 Title: Examining Pseudo-Hermitian Transformations of the Heisenberg Group and the Sphere Through Integral Geometry Authors: Tenev, Helena Advisors: Yang, Paul Department: Mathematics Class Year: 2019 Abstract: This paper first examines Pseudo-Hermitian transformations of the Heisenberg Group, with much influence from Yen-Chang Huang's articles The Kinesmatic Formula in the 3D-Heisenberg Group", Applications of Integral Geometry to Geometric Properties of Sets in the 3D-Heisenberg Group", and An Application of the Moving Frame Method to Integral Geometry in the Heisenberg Group". This paper proves Theorem 1 of the The Kinesmatic Formula in the 3D-Heisenberg Group", which may be stated as follows: Let $D$ be a convex domain with boundary $\Sigma\equiv\partial D$ in $H_{1}$. Let $\gamma(s)$ be an oriented horizontal line $G_{p,\theta,t}$ that intersects $D$ by the length of chord $\sigma$ with respect to the Levi metric. Then \begin{equation} \int_{\forall G, G\cap D\neq\emptyset}\sigma dG=2\pi V(D) \end{equation} where $dG=dp\wedge d\theta\wedge dt$ is the density of the horizontal lines and $V(D)$ is the Lebesque volume of $D$ in $\mathds{R}^{3}$. This paper discusses some of the proof's finer details. The second part of this paper outlines the analogy of Theorem 1 on the complex sphere instead of in the Heisenberg Group. This is done by taking the particular frame of the sphere that corresponds to the frame used to prove Theorem 1 in the Heisenberg Group.
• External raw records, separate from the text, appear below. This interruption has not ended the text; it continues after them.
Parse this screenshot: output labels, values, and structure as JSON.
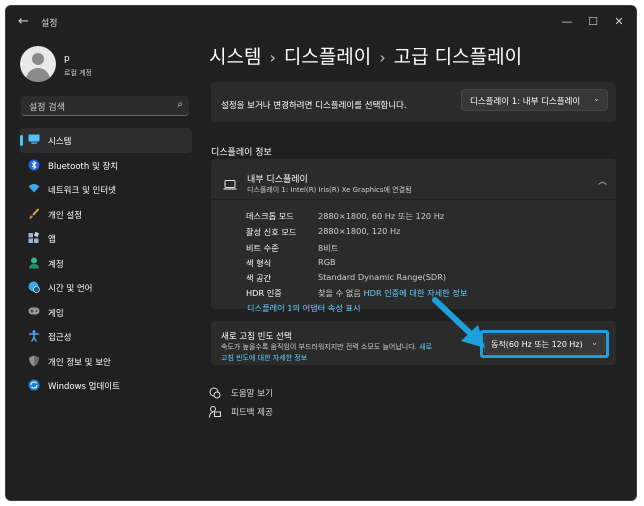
{
  "window": {
    "title": "설정",
    "back_icon": "arrow-left-icon",
    "controls": [
      "minimize-icon",
      "maximize-icon",
      "close-icon"
    ]
  },
  "user": {
    "name": "p",
    "account_type": "로컬 계정"
  },
  "search": {
    "placeholder": "설정 검색"
  },
  "sidebar": {
    "items": [
      {
        "label": "시스템",
        "icon": "monitor-icon",
        "active": true,
        "color": "#4cc2ff"
      },
      {
        "label": "Bluetooth 및 장치",
        "icon": "bluetooth-icon",
        "color": "#3b82f6"
      },
      {
        "label": "네트워크 및 인터넷",
        "icon": "wifi-icon",
        "color": "#3ea7e8"
      },
      {
        "label": "개인 설정",
        "icon": "brush-icon",
        "color": "#e3a35a"
      },
      {
        "label": "앱",
        "icon": "apps-icon",
        "color": "#9fb6cf"
      },
      {
        "label": "계정",
        "icon": "person-icon",
        "color": "#2fb58c"
      },
      {
        "label": "시간 및 언어",
        "icon": "globe-clock-icon",
        "color": "#3ea7e8"
      },
      {
        "label": "게임",
        "icon": "gamepad-icon",
        "color": "#9a9a9a"
      },
      {
        "label": "접근성",
        "icon": "accessibility-icon",
        "color": "#48a8ff"
      },
      {
        "label": "개인 정보 및 보안",
        "icon": "shield-icon",
        "color": "#a0a0a0"
      },
      {
        "label": "Windows 업데이트",
        "icon": "update-icon",
        "color": "#3ea7e8"
      }
    ]
  },
  "breadcrumb": {
    "items": [
      "시스템",
      "디스플레이",
      "고급 디스플레이"
    ],
    "separator": "›"
  },
  "select_display": {
    "text": "설정을 보거나 변경하려면 디스플레이를 선택합니다.",
    "value": "디스플레이 1: 내부 디스플레이"
  },
  "display_info": {
    "section_title": "디스플레이 정보",
    "name": "내부 디스플레이",
    "subtitle": "디스플레이 1: Intel(R) Iris(R) Xe Graphics에 연결됨",
    "rows": [
      {
        "key": "데스크톱 모드",
        "value": "2880×1800, 60 Hz 또는 120 Hz"
      },
      {
        "key": "활성 신호 모드",
        "value": "2880×1800, 120 Hz"
      },
      {
        "key": "비트 수준",
        "value": "8비트"
      },
      {
        "key": "색 형식",
        "value": "RGB"
      },
      {
        "key": "색 공간",
        "value": "Standard Dynamic Range(SDR)"
      },
      {
        "key": "HDR 인증",
        "value": "찾을 수 없음",
        "link": "HDR 인증에 대한 자세한 정보"
      }
    ],
    "adapter_link": "디스플레이 1의 어댑터 속성 표시"
  },
  "refresh_rate": {
    "title": "새로 고침 빈도 선택",
    "description": "속도가 높을수록 움직임이 부드러워지지만 전력 소모도 늘어납니다.",
    "link_part1": "새로",
    "link_part2": "고침 빈도에 대한 자세한 정보",
    "value": "동적(60 Hz 또는 120 Hz)",
    "highlight_color": "#1ea0dc"
  },
  "footer_links": [
    {
      "label": "도움말 보기",
      "icon": "help-icon"
    },
    {
      "label": "피드백 제공",
      "icon": "feedback-icon"
    }
  ]
}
Then, this paper describes how every horizontal line in the Heisenberg Group corresponds to a line in the upper half of the complex sphere, showing that properties of horizontal lines in the Heisenberg Group, (specifically, Theorem 1,) can apply in the sphere. Finally, this paper outlines what Theorem 1 would look like on the sphere. URI: http://arks.princeton.edu/ark:/88435/dsp01f4752k58w Type of Material: Princeton University Senior Theses Language: en Appears in Collections: Mathematics, 1934-2020